Furman Hall 134D
- Current disciplinary research interests
Digital library infrastructure; collaborative scholarly editing of image-based editions; Athenian Democracy; historical botany; Alexander the Great; Greek epic poetry and ancient scholarship.
- Interest in connecting sustainability to research

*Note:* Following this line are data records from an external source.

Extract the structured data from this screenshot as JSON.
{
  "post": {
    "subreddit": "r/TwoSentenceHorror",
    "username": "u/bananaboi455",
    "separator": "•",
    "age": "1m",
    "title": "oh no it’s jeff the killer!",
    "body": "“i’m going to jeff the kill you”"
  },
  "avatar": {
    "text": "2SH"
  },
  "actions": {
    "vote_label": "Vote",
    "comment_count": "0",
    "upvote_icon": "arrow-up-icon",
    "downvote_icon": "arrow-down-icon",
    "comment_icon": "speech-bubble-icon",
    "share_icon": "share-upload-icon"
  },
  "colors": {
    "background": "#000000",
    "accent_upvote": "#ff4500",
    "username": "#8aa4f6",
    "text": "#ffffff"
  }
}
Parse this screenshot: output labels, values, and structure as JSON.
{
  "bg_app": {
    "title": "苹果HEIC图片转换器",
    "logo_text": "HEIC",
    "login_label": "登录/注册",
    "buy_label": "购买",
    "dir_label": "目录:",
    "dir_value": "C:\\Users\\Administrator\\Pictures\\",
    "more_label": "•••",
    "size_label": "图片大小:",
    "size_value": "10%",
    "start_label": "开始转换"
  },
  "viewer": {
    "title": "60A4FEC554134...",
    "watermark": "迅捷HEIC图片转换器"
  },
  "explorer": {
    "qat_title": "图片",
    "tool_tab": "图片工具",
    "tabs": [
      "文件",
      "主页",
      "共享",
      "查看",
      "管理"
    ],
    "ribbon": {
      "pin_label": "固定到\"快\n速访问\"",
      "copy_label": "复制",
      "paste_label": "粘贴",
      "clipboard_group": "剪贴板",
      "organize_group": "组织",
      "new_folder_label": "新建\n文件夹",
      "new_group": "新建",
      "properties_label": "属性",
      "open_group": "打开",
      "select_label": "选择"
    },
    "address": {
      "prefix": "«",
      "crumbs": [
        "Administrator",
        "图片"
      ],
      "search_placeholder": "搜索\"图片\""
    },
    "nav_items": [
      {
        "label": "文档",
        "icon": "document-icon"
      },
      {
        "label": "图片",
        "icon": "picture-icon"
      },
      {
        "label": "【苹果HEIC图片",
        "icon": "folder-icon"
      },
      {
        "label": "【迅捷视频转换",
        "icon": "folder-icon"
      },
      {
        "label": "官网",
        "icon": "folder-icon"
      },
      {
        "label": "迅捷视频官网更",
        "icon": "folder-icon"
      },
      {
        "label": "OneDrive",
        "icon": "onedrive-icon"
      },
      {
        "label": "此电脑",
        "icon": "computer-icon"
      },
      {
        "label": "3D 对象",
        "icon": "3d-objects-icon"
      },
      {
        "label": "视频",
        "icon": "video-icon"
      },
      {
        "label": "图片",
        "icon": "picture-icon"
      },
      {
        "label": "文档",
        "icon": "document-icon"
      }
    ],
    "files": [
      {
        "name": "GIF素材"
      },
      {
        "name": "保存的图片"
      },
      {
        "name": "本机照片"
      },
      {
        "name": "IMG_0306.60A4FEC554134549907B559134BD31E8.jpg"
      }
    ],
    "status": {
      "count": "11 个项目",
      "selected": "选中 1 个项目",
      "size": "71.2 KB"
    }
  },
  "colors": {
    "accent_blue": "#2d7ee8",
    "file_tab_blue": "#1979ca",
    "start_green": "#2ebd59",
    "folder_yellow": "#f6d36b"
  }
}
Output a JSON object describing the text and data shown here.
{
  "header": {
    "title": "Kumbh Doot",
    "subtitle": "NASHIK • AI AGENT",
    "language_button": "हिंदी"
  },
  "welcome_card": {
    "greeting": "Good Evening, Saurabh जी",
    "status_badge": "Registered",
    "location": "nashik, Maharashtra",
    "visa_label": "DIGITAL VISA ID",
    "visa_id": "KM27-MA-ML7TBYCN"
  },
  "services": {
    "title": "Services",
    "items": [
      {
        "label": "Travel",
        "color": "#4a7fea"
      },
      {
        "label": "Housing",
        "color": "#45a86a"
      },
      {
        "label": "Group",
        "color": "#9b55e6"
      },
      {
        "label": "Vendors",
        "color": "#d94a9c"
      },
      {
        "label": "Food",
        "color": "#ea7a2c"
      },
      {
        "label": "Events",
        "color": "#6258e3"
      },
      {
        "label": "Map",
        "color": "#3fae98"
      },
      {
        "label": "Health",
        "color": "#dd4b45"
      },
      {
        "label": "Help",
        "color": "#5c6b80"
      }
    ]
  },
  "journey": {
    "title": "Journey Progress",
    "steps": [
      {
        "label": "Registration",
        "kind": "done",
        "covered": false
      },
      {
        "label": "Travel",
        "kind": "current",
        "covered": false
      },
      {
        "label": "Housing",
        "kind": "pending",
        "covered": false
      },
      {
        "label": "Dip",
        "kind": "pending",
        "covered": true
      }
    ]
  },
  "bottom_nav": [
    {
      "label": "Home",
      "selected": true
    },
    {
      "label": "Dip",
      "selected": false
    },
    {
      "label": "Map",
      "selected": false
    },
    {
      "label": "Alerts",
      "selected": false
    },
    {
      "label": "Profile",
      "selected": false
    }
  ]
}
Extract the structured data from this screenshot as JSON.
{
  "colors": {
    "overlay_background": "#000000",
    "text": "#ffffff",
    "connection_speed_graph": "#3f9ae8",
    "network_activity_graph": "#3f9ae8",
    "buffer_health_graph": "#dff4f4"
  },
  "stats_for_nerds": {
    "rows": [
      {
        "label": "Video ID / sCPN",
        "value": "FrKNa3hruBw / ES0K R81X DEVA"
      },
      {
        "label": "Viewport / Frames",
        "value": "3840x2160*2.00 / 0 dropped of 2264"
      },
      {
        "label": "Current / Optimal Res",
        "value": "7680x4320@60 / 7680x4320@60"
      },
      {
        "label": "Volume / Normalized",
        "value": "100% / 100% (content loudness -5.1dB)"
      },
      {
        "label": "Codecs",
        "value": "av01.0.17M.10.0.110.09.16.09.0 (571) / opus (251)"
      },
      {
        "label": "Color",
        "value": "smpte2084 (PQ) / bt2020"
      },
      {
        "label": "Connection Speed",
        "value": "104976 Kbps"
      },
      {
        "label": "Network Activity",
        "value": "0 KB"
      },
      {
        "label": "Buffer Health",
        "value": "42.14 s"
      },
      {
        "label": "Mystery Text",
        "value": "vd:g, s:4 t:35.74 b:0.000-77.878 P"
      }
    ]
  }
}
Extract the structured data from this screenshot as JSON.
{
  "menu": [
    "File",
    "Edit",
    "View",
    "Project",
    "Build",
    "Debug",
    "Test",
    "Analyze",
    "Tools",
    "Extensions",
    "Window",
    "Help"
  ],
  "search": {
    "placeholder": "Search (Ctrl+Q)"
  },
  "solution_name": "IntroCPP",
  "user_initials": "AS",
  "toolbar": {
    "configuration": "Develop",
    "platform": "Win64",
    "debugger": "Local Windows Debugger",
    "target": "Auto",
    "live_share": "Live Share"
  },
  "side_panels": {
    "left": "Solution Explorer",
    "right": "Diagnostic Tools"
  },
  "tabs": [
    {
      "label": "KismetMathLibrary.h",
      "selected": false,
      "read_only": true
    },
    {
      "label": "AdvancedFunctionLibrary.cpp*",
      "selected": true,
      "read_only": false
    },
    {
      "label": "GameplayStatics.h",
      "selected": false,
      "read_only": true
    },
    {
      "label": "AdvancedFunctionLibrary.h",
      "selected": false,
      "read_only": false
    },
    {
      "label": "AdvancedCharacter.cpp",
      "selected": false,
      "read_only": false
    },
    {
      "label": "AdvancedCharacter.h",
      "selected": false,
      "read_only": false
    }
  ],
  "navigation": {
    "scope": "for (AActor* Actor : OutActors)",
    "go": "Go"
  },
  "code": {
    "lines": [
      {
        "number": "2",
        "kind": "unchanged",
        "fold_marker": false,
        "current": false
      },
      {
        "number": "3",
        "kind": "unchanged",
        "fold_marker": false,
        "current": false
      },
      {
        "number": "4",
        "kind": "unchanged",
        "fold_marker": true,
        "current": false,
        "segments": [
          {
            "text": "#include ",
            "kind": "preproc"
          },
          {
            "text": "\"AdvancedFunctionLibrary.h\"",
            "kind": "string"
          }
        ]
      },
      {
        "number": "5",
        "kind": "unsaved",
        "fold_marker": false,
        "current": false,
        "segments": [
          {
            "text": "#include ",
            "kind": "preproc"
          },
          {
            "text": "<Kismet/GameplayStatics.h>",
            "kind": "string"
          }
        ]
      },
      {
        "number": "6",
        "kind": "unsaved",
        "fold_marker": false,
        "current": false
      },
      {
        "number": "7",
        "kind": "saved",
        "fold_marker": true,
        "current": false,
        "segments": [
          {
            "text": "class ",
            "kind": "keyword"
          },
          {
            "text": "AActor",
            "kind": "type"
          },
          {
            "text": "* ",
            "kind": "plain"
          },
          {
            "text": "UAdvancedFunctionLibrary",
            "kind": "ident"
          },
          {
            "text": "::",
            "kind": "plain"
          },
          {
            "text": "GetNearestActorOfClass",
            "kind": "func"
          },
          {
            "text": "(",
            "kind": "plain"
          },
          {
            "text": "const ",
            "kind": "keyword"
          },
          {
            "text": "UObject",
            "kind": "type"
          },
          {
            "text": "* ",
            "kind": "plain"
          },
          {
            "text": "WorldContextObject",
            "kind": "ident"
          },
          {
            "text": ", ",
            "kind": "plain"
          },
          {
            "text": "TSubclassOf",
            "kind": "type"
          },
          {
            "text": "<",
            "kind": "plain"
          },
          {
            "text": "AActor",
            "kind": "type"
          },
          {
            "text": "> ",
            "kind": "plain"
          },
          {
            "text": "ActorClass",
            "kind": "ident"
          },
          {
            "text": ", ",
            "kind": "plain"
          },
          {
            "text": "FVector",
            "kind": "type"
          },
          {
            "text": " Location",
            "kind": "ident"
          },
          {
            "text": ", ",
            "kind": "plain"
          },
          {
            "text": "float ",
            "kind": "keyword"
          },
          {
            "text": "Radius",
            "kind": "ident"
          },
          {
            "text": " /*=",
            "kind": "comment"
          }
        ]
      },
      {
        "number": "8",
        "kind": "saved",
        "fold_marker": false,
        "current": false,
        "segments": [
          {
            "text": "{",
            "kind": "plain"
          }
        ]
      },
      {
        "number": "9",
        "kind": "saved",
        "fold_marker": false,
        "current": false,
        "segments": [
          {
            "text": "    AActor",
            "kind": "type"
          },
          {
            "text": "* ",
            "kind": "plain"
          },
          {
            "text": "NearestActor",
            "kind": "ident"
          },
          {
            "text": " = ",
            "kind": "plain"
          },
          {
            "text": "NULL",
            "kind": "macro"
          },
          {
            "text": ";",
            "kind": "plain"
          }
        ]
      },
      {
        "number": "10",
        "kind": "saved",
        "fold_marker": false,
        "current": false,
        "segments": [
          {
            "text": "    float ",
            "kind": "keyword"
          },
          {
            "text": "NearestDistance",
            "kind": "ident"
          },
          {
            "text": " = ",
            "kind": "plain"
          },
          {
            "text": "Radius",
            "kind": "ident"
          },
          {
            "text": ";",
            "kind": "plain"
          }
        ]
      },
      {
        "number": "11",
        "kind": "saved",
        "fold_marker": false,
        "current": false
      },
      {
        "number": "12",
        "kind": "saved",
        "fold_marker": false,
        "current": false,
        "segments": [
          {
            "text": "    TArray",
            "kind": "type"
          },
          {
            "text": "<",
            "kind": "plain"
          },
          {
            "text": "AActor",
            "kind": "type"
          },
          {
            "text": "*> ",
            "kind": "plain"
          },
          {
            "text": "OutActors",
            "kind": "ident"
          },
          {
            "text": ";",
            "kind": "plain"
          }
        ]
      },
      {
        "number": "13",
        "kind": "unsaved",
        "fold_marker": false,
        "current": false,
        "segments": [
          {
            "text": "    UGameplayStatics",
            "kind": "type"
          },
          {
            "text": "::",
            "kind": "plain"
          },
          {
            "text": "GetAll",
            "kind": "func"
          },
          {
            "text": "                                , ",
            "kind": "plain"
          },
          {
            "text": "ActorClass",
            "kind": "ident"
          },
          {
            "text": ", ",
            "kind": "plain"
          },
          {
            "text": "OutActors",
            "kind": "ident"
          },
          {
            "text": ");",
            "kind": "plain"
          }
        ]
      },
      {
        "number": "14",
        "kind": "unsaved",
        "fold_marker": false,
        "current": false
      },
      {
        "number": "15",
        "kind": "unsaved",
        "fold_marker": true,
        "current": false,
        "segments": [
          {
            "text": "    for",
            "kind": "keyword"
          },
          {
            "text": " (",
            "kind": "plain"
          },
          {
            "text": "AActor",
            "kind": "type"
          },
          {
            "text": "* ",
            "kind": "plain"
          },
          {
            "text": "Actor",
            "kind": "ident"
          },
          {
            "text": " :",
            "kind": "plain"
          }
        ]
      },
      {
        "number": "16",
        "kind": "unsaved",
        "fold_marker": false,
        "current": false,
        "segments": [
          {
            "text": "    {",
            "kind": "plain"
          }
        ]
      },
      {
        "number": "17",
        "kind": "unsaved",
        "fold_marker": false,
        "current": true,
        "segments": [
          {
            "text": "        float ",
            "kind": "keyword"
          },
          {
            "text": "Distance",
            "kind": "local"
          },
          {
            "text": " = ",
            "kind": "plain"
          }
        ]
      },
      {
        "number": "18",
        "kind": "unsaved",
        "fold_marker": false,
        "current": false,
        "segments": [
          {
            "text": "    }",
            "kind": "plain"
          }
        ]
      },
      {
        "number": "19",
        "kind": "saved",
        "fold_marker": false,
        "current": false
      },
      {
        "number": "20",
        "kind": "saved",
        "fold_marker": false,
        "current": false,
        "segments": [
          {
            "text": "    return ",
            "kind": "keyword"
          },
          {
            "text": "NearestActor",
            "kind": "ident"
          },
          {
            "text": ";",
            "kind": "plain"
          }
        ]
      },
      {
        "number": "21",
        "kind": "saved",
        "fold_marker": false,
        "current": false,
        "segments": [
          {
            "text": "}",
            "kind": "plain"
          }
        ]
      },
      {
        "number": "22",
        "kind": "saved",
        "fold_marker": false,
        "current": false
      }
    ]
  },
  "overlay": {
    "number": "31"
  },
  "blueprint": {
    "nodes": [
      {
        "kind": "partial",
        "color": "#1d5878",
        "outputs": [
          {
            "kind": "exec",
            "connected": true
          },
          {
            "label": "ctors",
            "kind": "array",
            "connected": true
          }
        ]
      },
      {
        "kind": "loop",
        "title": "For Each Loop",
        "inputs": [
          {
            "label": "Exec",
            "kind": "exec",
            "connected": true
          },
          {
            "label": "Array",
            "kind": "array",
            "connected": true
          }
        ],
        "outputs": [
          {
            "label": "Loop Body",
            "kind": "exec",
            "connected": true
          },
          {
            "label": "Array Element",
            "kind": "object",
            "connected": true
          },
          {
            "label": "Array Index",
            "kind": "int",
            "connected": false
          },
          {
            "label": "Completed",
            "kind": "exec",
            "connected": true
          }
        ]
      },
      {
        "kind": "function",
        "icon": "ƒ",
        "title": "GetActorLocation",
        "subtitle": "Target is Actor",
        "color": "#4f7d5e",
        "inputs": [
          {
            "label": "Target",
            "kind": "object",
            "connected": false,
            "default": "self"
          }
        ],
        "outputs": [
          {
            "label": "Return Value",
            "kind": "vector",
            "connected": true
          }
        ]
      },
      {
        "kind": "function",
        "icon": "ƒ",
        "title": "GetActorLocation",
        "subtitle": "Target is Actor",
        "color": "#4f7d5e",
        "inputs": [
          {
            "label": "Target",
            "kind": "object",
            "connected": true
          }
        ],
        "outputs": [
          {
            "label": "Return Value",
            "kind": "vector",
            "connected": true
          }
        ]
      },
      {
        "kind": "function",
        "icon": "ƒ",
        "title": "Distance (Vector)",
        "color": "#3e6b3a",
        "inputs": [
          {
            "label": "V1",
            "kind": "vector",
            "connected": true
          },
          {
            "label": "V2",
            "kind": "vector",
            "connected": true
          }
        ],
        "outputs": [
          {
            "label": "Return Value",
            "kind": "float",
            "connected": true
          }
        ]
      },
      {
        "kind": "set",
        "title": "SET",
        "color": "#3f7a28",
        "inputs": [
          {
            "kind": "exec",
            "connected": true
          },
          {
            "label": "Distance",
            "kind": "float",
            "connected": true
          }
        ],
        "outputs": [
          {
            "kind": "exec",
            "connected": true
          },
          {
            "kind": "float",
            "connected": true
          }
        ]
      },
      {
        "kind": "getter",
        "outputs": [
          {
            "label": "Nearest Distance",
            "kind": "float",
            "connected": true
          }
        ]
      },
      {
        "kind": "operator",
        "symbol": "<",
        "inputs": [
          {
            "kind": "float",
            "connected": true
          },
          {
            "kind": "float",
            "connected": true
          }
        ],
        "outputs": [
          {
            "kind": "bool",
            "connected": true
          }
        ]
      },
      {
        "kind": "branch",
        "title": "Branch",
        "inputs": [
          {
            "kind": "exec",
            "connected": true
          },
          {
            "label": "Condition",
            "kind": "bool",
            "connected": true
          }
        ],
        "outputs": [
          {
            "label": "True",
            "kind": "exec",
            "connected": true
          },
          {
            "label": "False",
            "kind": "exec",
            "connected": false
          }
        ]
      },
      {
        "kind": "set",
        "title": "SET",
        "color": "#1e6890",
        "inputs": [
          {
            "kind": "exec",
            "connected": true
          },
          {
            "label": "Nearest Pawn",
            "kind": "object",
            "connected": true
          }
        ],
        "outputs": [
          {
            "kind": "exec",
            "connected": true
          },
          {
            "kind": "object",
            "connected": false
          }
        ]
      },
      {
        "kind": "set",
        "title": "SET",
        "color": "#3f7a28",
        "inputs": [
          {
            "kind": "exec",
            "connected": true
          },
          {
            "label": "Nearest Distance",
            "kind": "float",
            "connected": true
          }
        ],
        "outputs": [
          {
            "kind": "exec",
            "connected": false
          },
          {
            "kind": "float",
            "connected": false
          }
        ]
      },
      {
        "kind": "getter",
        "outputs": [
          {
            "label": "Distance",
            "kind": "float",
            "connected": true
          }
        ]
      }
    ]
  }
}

I am very interested in the continuum of scientific thought from Aristotle and Theophrastus, through the 18th century re-thinking of taxonomy (which coincided with the earliest European exploration of the Carolinas), to present curatorial and data-management problems in the botanical world. I am particularly interested in how scientific thought was derailed from its nascent basis in systematics (Aristotle and Theophrastus) in favor of the utilitarian approaches of Pliny (agriculture and pleasure-gardens) and Diosourides (military medicine). I have suspicion that the history of information-technology, scientific funding, and intellectual property issues plays a large role in this, from the 4th century BCE until the present, and am interested in exploring this question: are we in an environmental pickle now because too much science was for too long in the hands of landscapers, librarians, and legionnaires?
- Sustainability courses taught
- Planning to propose FYS course in ancient science—focusing on Theophrastus and Aristotle—and on historical botanical specimens in the Sloane Herbarium and the modern-Latin texts that accompany them.
I team-teach a FYW with Shusuke Yagi, in which we dedicate several class sessions to environmental issues as present in both Greek and Japanese history and mythology.
- I would like to introduce a theme of "People and the natural world" to my Greek civilization courses, focusing on the intersection of food-production, land-use, economics, and politics, particularly as related to the history of democracy in Athens.